Planting green is a relatively new practice that consists of waiting to kill cover crops until the day of planting, or within a few days after planting, instead of killing cover crops two weeks ahead of time. Many no-till farmers have begun to adopt this practice on their own to maximize the benefits of cover crops, with some calling for scientific research on the practice.

"In previous cropping systems research, we measured reduced soybean yields following cover crops in some of our experiments," noted Heather Karsten, Associate Professor of Crop Production and Ecology in the Department of Plant Science. "We saw a need for improved strategies to manage cover crop residues before planting cash crops."

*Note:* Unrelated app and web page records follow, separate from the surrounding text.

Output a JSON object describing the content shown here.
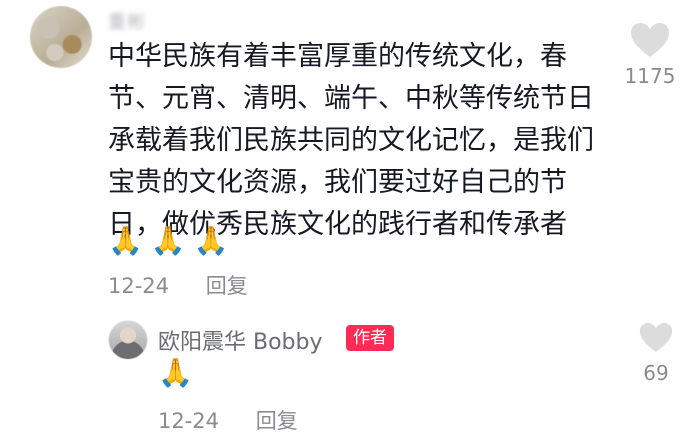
{
  "comment": {
    "username": "重彬",
    "text": "中华民族有着丰富厚重的传统文化，春节、元宵、清明、端午、中秋等传统节日承载着我们民族共同的文化记忆，是我们宝贵的文化资源，我们要过好自己的节日，做优秀民族文化的践行者和传承者",
    "emojis": "🙏🙏🙏",
    "date": "12-24",
    "reply_label": "回复",
    "like_count": "1175"
  },
  "reply": {
    "username": "欧阳震华 Bobby",
    "badge": "作者",
    "emojis": "🙏",
    "date": "12-24",
    "reply_label": "回复",
    "like_count": "69"
  },
  "colors": {
    "badge": "#fe2c55",
    "heart": "#dcdcdc",
    "meta": "#8a8b91"
  },
  "icons": {
    "like": "heart-icon",
    "emoji": "folded-hands-emoji"
  }
}
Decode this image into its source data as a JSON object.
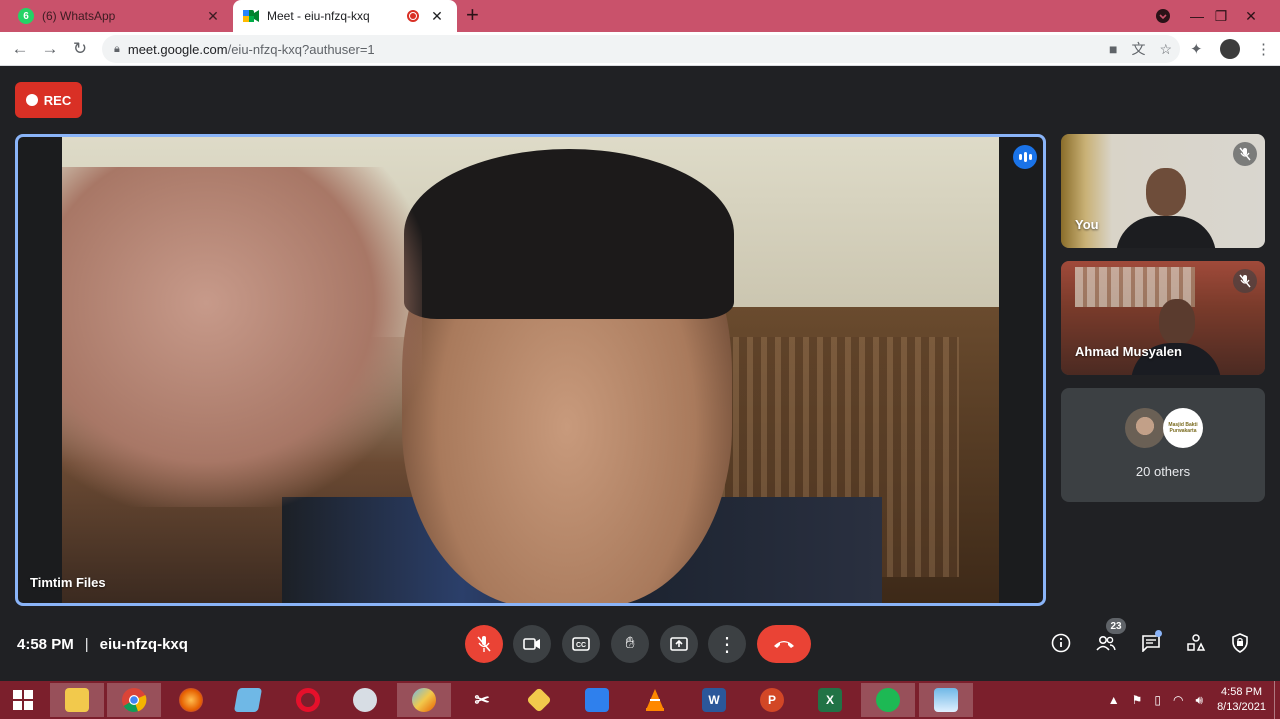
{
  "browser": {
    "tabs": [
      {
        "label": "(6) WhatsApp",
        "badge": "6",
        "active": false
      },
      {
        "label": "Meet - eiu-nfzq-kxq",
        "active": true
      }
    ],
    "url_host": "meet.google.com",
    "url_path": "/eiu-nfzq-kxq?authuser=1"
  },
  "meet": {
    "rec_label": "REC",
    "main_speaker_name": "Timtim Files",
    "participants": [
      {
        "name": "You",
        "muted": true
      },
      {
        "name": "Ahmad Musyalen",
        "muted": true
      }
    ],
    "others_label": "20 others",
    "others_avatar_text": "Masjid Bakti Purwakarta",
    "time": "4:58 PM",
    "separator": "|",
    "meeting_code": "eiu-nfzq-kxq",
    "people_count": "23",
    "accent_color": "#8ab4f8",
    "danger_color": "#ea4335"
  },
  "taskbar": {
    "time": "4:58 PM",
    "date": "8/13/2021",
    "color": "#7b1f2c"
  }
}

A team of researchers including Karsten, Heidi Myers (Agronomy PhD student), Ron Hoover (Senior Project Associate of Plant Science), John Tooker, Associate Professor of Entomology, Bill Curran, Professor of Weed Science, and Sjoerd Duiker, Associated Professor of Soil Management and Applied Soil Physics, is now conducting research on one of these strategies: planting green. Funded by USDA's Sustainable Agriculture Research and Education (SARE) Program, the project began with a survey of no-till cover crop farmers. The survey revealed a multitude of reasons some of them were already planting green, including increased time protecting soil from erosion, managing soil moisture during spring planting, increasing organic matter to improve soil health, and providing an alternative habitat for slugs, a frequent pest in no-till systems.

Research proceeded with test plots at Penn State's research farms at the Russell E. Larson Agricultural Research Center in Rock Springs and the Southeast Agricultural Research and Extension Center in Manheim and three cooperating farmers: Steve Groff, Cedar Meadow Farm in Lancaster County, James Harbach, Schrack Farms in Clinton County, and Joel Myers, Myers Brothers Farm in Centre County.

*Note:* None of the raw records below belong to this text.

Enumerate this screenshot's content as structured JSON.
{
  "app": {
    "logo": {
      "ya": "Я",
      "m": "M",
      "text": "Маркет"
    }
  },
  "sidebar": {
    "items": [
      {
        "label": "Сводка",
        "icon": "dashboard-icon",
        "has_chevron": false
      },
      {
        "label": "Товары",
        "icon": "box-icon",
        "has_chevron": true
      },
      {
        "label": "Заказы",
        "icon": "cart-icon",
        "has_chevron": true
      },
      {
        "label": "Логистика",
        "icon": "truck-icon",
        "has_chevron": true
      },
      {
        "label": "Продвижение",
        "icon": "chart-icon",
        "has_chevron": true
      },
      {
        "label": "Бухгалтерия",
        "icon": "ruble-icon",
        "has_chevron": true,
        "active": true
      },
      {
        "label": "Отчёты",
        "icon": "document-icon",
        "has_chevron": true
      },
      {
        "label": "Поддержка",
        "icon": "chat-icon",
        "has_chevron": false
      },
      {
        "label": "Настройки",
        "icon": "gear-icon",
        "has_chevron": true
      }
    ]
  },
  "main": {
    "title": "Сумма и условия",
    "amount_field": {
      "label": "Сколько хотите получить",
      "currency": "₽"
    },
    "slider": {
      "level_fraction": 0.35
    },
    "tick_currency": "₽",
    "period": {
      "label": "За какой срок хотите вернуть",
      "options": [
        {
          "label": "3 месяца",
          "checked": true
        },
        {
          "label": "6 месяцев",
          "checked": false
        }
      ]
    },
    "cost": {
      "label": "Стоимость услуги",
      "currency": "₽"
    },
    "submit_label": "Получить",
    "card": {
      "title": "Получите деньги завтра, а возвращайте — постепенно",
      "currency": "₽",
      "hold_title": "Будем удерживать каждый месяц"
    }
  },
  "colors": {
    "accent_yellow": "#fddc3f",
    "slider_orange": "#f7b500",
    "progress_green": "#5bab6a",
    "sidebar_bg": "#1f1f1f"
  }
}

"We're exploring whether planting green can maximize the benefits of conservation without negatively impacting the cash crops, because that's what the farmers count on for making money," noted Heidi Myer, lead researcher on the project. She and the team hypothesized that planting green would lead to more biomass accumulation of the cover crop, reducing soil temperatures in the spring, increasing soil conservation, and providing more food and habitat for beneficial arthropods, reducing slug and other pest populations.

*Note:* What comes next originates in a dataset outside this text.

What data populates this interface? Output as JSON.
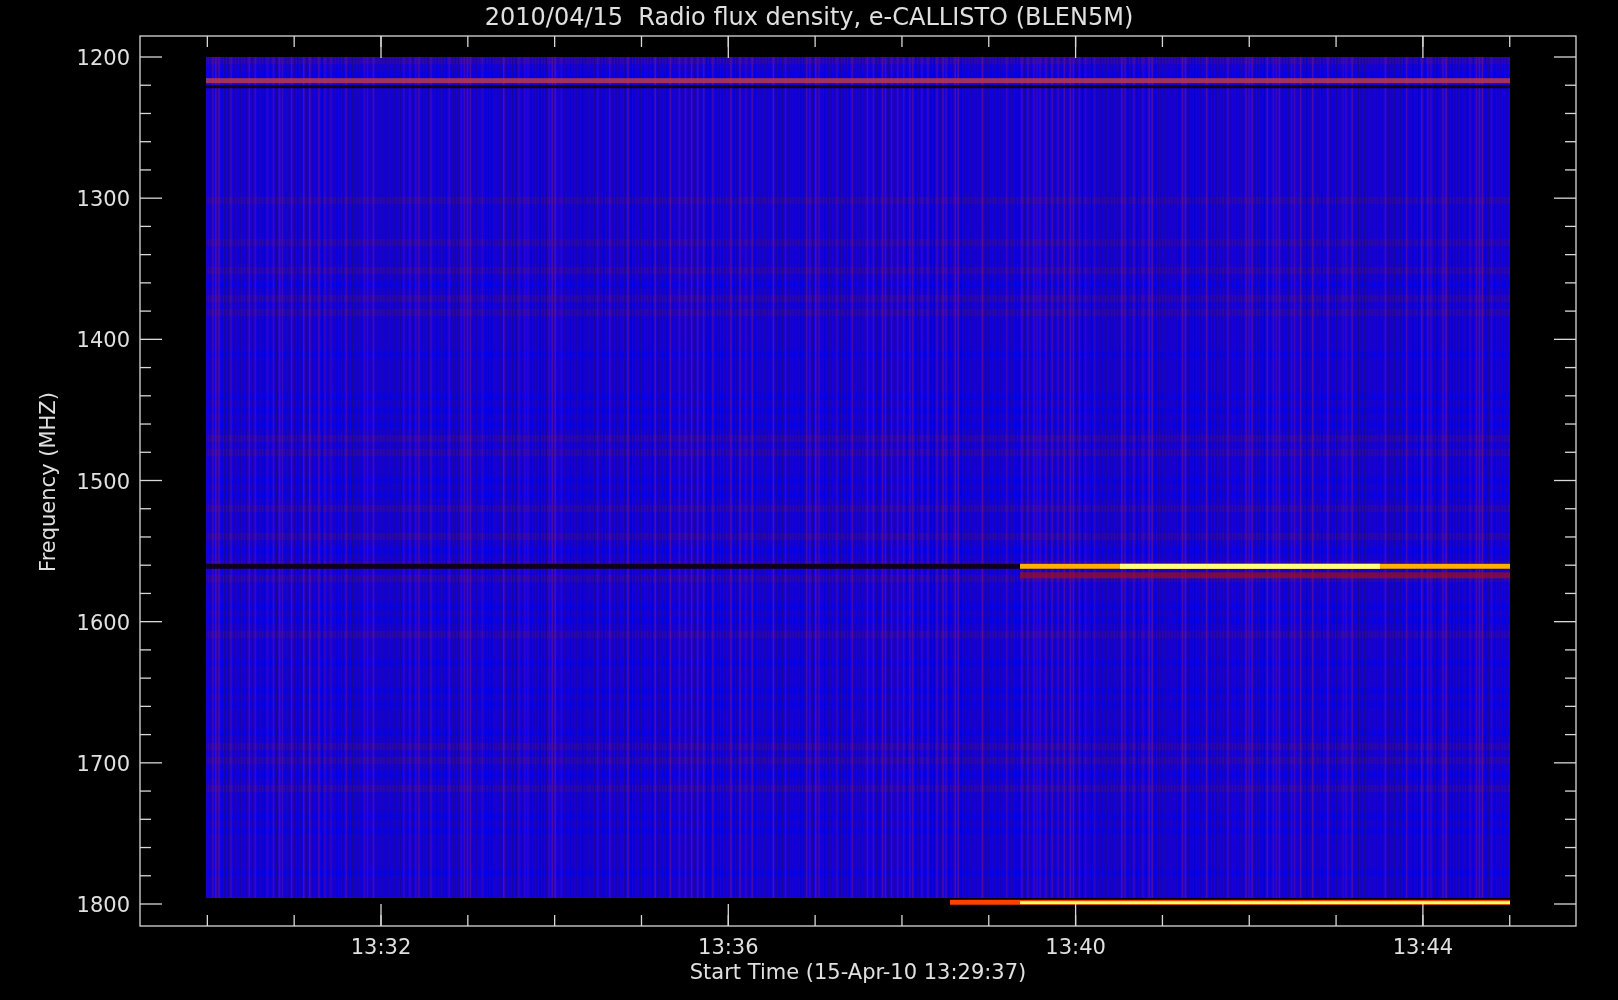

Preliminary findings show planting green works well with soybeans, with no or positive impact on yield in 8 out of 9 site-years. Success of the practice with corn may be more weather dependent, with a dry 2015 planting season negatively impacting the cash crop. A wetter 2016 brought increased slug feeding on corn and a 10% reduction in its corn grain yield on one farm, possibly resulting from the cover crop immobilizing nitrogen. Myer and team hope to explore these management issues as data collection continues this year.

As a relatively new sustainable cover crop management technique, Penn State is one of the only institutions conducting research on planting green. As management strategies and impacts on yield are explored in depth in coming years, this cutting edge research seeks to answer questions that could change the future of farming and promote greater adoption of sustainable practices.

For more information, visit the project's 2016 Annual Report.